Tuesday, October 16, 2018

In or Out? Those Crazy Quotes

A common question in my writing courses is whether to place commas and periods inside or outside quotation marks. If you read both American and British publications, you'll surely be confused because they follow different rules. The American Psychological Association (APA) Style Blog and the Modern Language Association (MLA) Style Center offer helpful viewpoints on this topic. 

When quoting verbatim, the American method works well enough: place the punctuation inside the quotes, as in:
Barry said, "We will have a meeting."
"Will it be tomorrow?" asked Harry.
"Yes," said Larry. 

But the American method can cause problems, as this acceptable sentence includes punctuation marks within the quotes although they are not part of the poems' titles: 
While I was reading Sylvia Plath's villanelle "Mad Girl's Love Song," she was reading Elizabeth Bishop's villanelle "One Art."
The application of this rule doesn't bother me, as I have far greater problems to concern myself with when writing.
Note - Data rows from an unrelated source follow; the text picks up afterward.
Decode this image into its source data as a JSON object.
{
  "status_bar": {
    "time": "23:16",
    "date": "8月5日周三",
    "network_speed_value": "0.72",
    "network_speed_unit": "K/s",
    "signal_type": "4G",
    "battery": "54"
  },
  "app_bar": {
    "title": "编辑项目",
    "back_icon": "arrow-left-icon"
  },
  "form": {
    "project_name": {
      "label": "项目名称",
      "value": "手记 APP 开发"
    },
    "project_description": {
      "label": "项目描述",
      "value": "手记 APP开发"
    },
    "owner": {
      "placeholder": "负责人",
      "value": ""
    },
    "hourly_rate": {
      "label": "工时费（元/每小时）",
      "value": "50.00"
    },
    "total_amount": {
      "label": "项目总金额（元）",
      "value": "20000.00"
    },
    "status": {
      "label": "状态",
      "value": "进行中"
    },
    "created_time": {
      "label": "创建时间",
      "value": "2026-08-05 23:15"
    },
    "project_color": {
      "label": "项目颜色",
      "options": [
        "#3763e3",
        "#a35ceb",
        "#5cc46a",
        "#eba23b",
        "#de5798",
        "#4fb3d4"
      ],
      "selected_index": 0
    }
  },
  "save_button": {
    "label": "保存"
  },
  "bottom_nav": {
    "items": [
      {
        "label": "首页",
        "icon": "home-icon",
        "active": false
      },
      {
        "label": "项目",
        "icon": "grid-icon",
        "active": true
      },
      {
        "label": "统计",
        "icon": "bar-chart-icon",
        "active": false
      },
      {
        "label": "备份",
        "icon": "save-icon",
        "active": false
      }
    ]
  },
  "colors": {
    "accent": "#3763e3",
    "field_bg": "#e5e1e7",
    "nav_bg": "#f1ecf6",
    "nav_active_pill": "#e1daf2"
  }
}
Here is a solution for those who do not like the rule: Create your own organizational style book that breaks the American standard.
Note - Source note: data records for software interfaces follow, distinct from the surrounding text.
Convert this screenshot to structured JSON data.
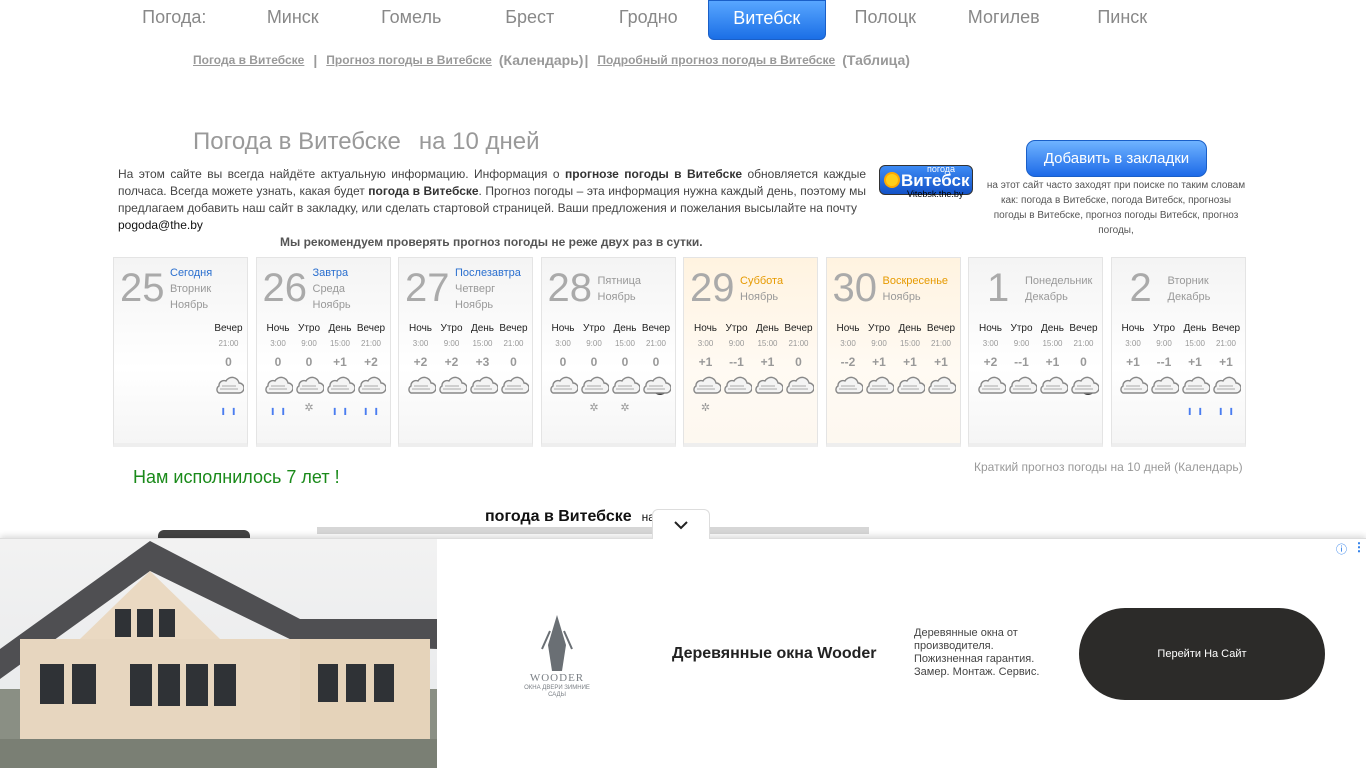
{
  "nav": {
    "label": "Погода:",
    "cities": [
      "Минск",
      "Гомель",
      "Брест",
      "Гродно",
      "Витебск",
      "Полоцк",
      "Могилев",
      "Пинск"
    ],
    "active": "Витебск"
  },
  "sublinks": {
    "link1": "Погода в Витебске",
    "sep1": "|",
    "link2": "Прогноз погоды в Витебске",
    "paren2": "(Календарь)",
    "sep2": "|",
    "link3": "Подробный прогноз погоды в Витебске",
    "paren3": "(Таблица)"
  },
  "heading": {
    "title": "Погода в Витебске",
    "period": "на 10 дней"
  },
  "intro": {
    "p1": "На этом сайте вы всегда найдёте актуальную информацию. Информация о ",
    "b1": "прогнозе погоды в Витебске",
    "p2": " обновляется каждые полчаса. Всегда можете узнать, какая будет ",
    "b2": "погода в Витебске",
    "p3": ". Прогноз погоды – эта информация нужна каждый день, поэтому мы предлагаем добавить наш сайт в закладку, или сделать стартовой страницей. Ваши предложения и пожелания высылайте на почту",
    "email": "pogoda@the.by",
    "recommend": "Мы рекомендуем проверять прогноз погоды не реже двух раз в сутки."
  },
  "logo": {
    "top": "погода",
    "city": "Витебск",
    "domain": "Vitebsk.the.by"
  },
  "bookmark_label": "Добавить в закладки",
  "search_tags": "на этот сайт часто заходят при поиске по таким словам как: погода в Витебске, погода Витебск, прогнозы погоды в Витебске, прогноз погоды Витебск, прогноз погоды,",
  "periods": [
    "Ночь",
    "Утро",
    "День",
    "Вечер"
  ],
  "hours": [
    "3:00",
    "9:00",
    "15:00",
    "21:00"
  ],
  "days": [
    {
      "num": "25",
      "l1": "Сегодня",
      "l2": "Вторник",
      "l3": "Ноябрь",
      "type": "link",
      "cols": [
        {
          "p": "Вечер",
          "h": "21:00",
          "t": "0",
          "icon": "cloud",
          "pr": "rain"
        }
      ]
    },
    {
      "num": "26",
      "l1": "Завтра",
      "l2": "Среда",
      "l3": "Ноябрь",
      "type": "link",
      "cols": [
        {
          "p": "Ночь",
          "h": "3:00",
          "t": "0",
          "icon": "cloud",
          "pr": "rain"
        },
        {
          "p": "Утро",
          "h": "9:00",
          "t": "0",
          "icon": "cloud",
          "pr": "snow"
        },
        {
          "p": "День",
          "h": "15:00",
          "t": "+1",
          "icon": "cloud",
          "pr": "rain"
        },
        {
          "p": "Вечер",
          "h": "21:00",
          "t": "+2",
          "icon": "cloud",
          "pr": "rain"
        }
      ]
    },
    {
      "num": "27",
      "l1": "Послезавтра",
      "l2": "Четверг",
      "l3": "Ноябрь",
      "type": "link",
      "cols": [
        {
          "p": "Ночь",
          "h": "3:00",
          "t": "+2",
          "icon": "cloud",
          "pr": ""
        },
        {
          "p": "Утро",
          "h": "9:00",
          "t": "+2",
          "icon": "cloud",
          "pr": ""
        },
        {
          "p": "День",
          "h": "15:00",
          "t": "+3",
          "icon": "cloud",
          "pr": ""
        },
        {
          "p": "Вечер",
          "h": "21:00",
          "t": "0",
          "icon": "cloud",
          "pr": ""
        }
      ]
    },
    {
      "num": "28",
      "l1": "",
      "l2": "Пятница",
      "l3": "Ноябрь",
      "type": "plain",
      "cols": [
        {
          "p": "Ночь",
          "h": "3:00",
          "t": "0",
          "icon": "cloud",
          "pr": ""
        },
        {
          "p": "Утро",
          "h": "9:00",
          "t": "0",
          "icon": "cloud",
          "pr": "snow"
        },
        {
          "p": "День",
          "h": "15:00",
          "t": "0",
          "icon": "suncloud",
          "pr": "snow"
        },
        {
          "p": "Вечер",
          "h": "21:00",
          "t": "0",
          "icon": "mooncloud",
          "pr": ""
        }
      ]
    },
    {
      "num": "29",
      "l1": "",
      "l2": "Суббота",
      "l3": "Ноябрь",
      "type": "weekend",
      "cols": [
        {
          "p": "Ночь",
          "h": "3:00",
          "t": "+1",
          "icon": "cloud",
          "pr": "snow"
        },
        {
          "p": "Утро",
          "h": "9:00",
          "t": "--1",
          "icon": "cloud",
          "pr": ""
        },
        {
          "p": "День",
          "h": "15:00",
          "t": "+1",
          "icon": "cloud",
          "pr": ""
        },
        {
          "p": "Вечер",
          "h": "21:00",
          "t": "0",
          "icon": "cloud",
          "pr": ""
        }
      ]
    },
    {
      "num": "30",
      "l1": "",
      "l2": "Воскресенье",
      "l3": "Ноябрь",
      "type": "weekend",
      "cols": [
        {
          "p": "Ночь",
          "h": "3:00",
          "t": "--2",
          "icon": "cloud",
          "pr": ""
        },
        {
          "p": "Утро",
          "h": "9:00",
          "t": "+1",
          "icon": "suncloud",
          "pr": ""
        },
        {
          "p": "День",
          "h": "15:00",
          "t": "+1",
          "icon": "cloud",
          "pr": ""
        },
        {
          "p": "Вечер",
          "h": "21:00",
          "t": "+1",
          "icon": "cloud",
          "pr": ""
        }
      ]
    },
    {
      "num": "1",
      "l1": "",
      "l2": "Понедельник",
      "l3": "Декабрь",
      "type": "plain",
      "cols": [
        {
          "p": "Ночь",
          "h": "3:00",
          "t": "+2",
          "icon": "cloud",
          "pr": ""
        },
        {
          "p": "Утро",
          "h": "9:00",
          "t": "--1",
          "icon": "suncloud",
          "pr": ""
        },
        {
          "p": "День",
          "h": "15:00",
          "t": "+1",
          "icon": "suncloud",
          "pr": ""
        },
        {
          "p": "Вечер",
          "h": "21:00",
          "t": "0",
          "icon": "mooncloud",
          "pr": ""
        }
      ]
    },
    {
      "num": "2",
      "l1": "",
      "l2": "Вторник",
      "l3": "Декабрь",
      "type": "plain",
      "cols": [
        {
          "p": "Ночь",
          "h": "3:00",
          "t": "+1",
          "icon": "cloud",
          "pr": ""
        },
        {
          "p": "Утро",
          "h": "9:00",
          "t": "--1",
          "icon": "suncloud",
          "pr": ""
        },
        {
          "p": "День",
          "h": "15:00",
          "t": "+1",
          "icon": "suncloud",
          "pr": "rain"
        },
        {
          "p": "Вечер",
          "h": "21:00",
          "t": "+1",
          "icon": "cloud",
          "pr": "rain"
        }
      ]
    }
  ],
  "birthday": "Нам исполнилось 7 лет !",
  "calendar_note": "Краткий прогноз погоды на 10 дней (Календарь)",
  "subhead": {
    "title": "погода в Витебске",
    "tail": "на"
  },
  "ad": {
    "title": "Деревянные окна Wooder",
    "text": "Деревянные окна от производителя. Пожизненная гарантия. Замер. Монтаж. Сервис.",
    "cta": "Перейти На Сайт",
    "brand": "WOODER",
    "brand_sub": "ОКНА ДВЕРИ ЗИМНИЕ САДЫ",
    "info_icon": "info-icon",
    "menu_icon": "kebab-menu-icon"
  },
  "colors": {
    "accent": "#1b6fe6",
    "link": "#2a6fcf",
    "weekend": "#e69a00",
    "birthday": "#1a8a1a",
    "cta_bg": "#2c2b29"
  }
}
Tuesday, October 09, 2018

BOOK BRIEF: The Choices That Summon Us—"Strange Paradise: Portrait of a Marriage" by Grace Schulman
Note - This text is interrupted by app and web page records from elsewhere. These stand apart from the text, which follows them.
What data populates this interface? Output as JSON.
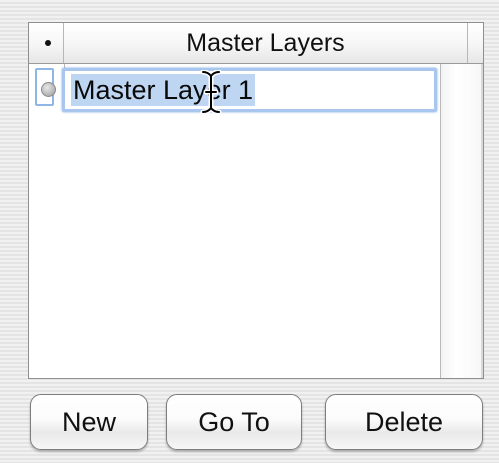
{
  "table": {
    "header": {
      "dot_column_glyph": "•",
      "name_column_label": "Master Layers"
    },
    "rows": [
      {
        "name": "Master Layer 1",
        "editing": true,
        "name_selected": true
      }
    ]
  },
  "buttons": {
    "new_label": "New",
    "goto_label": "Go To",
    "delete_label": "Delete"
  },
  "icons": {
    "header_dot": "bullet-icon",
    "row_marker": "radio-icon",
    "cursor": "ibeam-cursor-icon"
  },
  "colors": {
    "selection_highlight": "#bfd6f3",
    "focus_ring": "#a9c6ee"
  }
}
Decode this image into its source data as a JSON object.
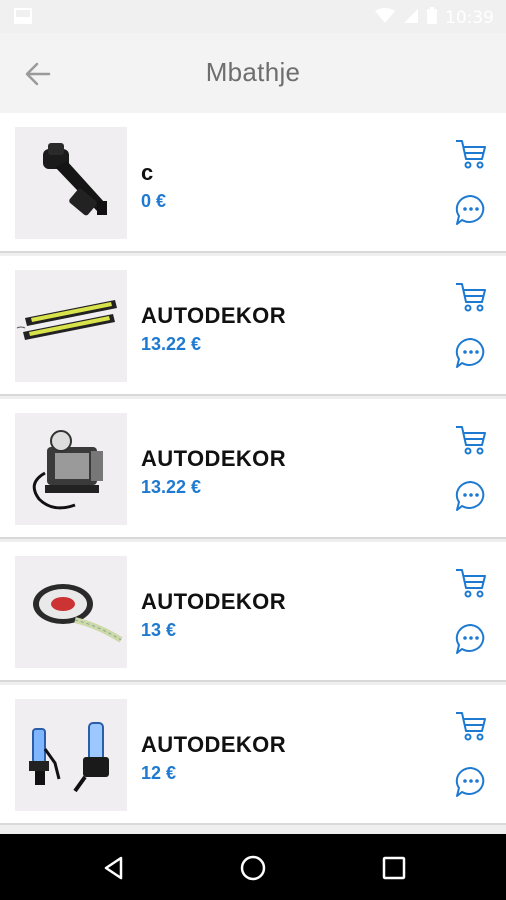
{
  "status_bar": {
    "time": "10:39"
  },
  "app_bar": {
    "title": "Mbathje"
  },
  "products": [
    {
      "name": "c",
      "price": "0 €",
      "image": "phone-holder"
    },
    {
      "name": "AUTODEKOR",
      "price": "13.22 €",
      "image": "led-strips"
    },
    {
      "name": "AUTODEKOR",
      "price": "13.22 €",
      "image": "air-compressor"
    },
    {
      "name": "AUTODEKOR",
      "price": "13 €",
      "image": "led-tape-reel"
    },
    {
      "name": "AUTODEKOR",
      "price": "12 €",
      "image": "headlight-bulbs"
    }
  ],
  "colors": {
    "accent": "#1e7ad1",
    "title": "#6e6e6e",
    "background": "#efefef"
  }
}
Grace Schulman’s Strange Paradise: Portrait of a Marriage surpasses its restrictive subtitle. Of course, the 57-year marriage the author describes could only be hers, but her narrative transcends an exposé of the life of two individuals made one unbreakable couple, even when separated. Schulman’s tome is a tribute to writer friends, deceased and still thriving, who compose a veritable who’s who among the literary establishment. It is a testament to the remarkable healing power of poetry. It is a psalm to music, indeed the soundtrack of her life of the mind. Ultimately, it is her ode to love, a love song in itself about her remarkable life and union with virologist Jerome Schulman, who passed away in 2016. And it is even more—an opportunity for all people in a deep relationship to reflect on the kind of partner they have been and could be.

Schulman’s prodigious achievements include the Frost Medal for Distinguished Lifetime Achievement in American Poetry and a Guggenheim Fellowship for Poetry. Beginning her writing career as a journalist, she became poetry editor of The Nation for 34 years and director of the 92nd Street Y for 22 years. She remains Distinguished Professor of English at Baruch College, where she has inspired students, including me, for more than four decades.

Reading Strange Paradise is much like experiencing Schulman’s poetry. She continually steps into the fresh air after an encounter with her husband, a friend, a colleague, or her work to capture the turning points of her life. Consider some of these lyrical gems: upon choosing between a long-term relationship and her freedom: “My love was losing me the resolve to go my own way.” About learning to write better poetry from her dear friend, Pulitzer Prize-winning poet Marianne Moore: “I woke to her verbs.” Of her youthful, bold border crossings in Israel to the Arab village of Qalkilya: “Borders summoned me.” When she and her husband visited Greece before their marriage: “In Hydra we looked death in the face. Or was it life at its highest elevation?” Of her many choices: “Despite its happy sound, freedom is terrible because of the entire responsibility for each choice among alternatives.” Reflecting on the death of her husband: “However close your union, you live apart, alone. Your freedom of choice, terrible in its way, is existentially important.” And of the finality of loss: “My walks through the city and country were not cures but bandages.”

Yet Schulman’s spirit summons us to triumphs in the depth of despair: “I’ll go through a normal morning when suddenly grief arrives in a high whitecap wave: after another lull, the comber rises and flattens me. Still, I find the breaker’s aftermath a place for work that clarifies. In the northeaster at sea a dinghy comes, splintered, in need of repair. I climb on board and try to bail it out. I go on.”

Schulman’s life-affirming book reminds us of the binary existence in which we find ourselves, not an either/or, but an acceptance, an appreciation of the pleasures, pains, joys, and sorrows that we must embrace if we are to live a life worth living.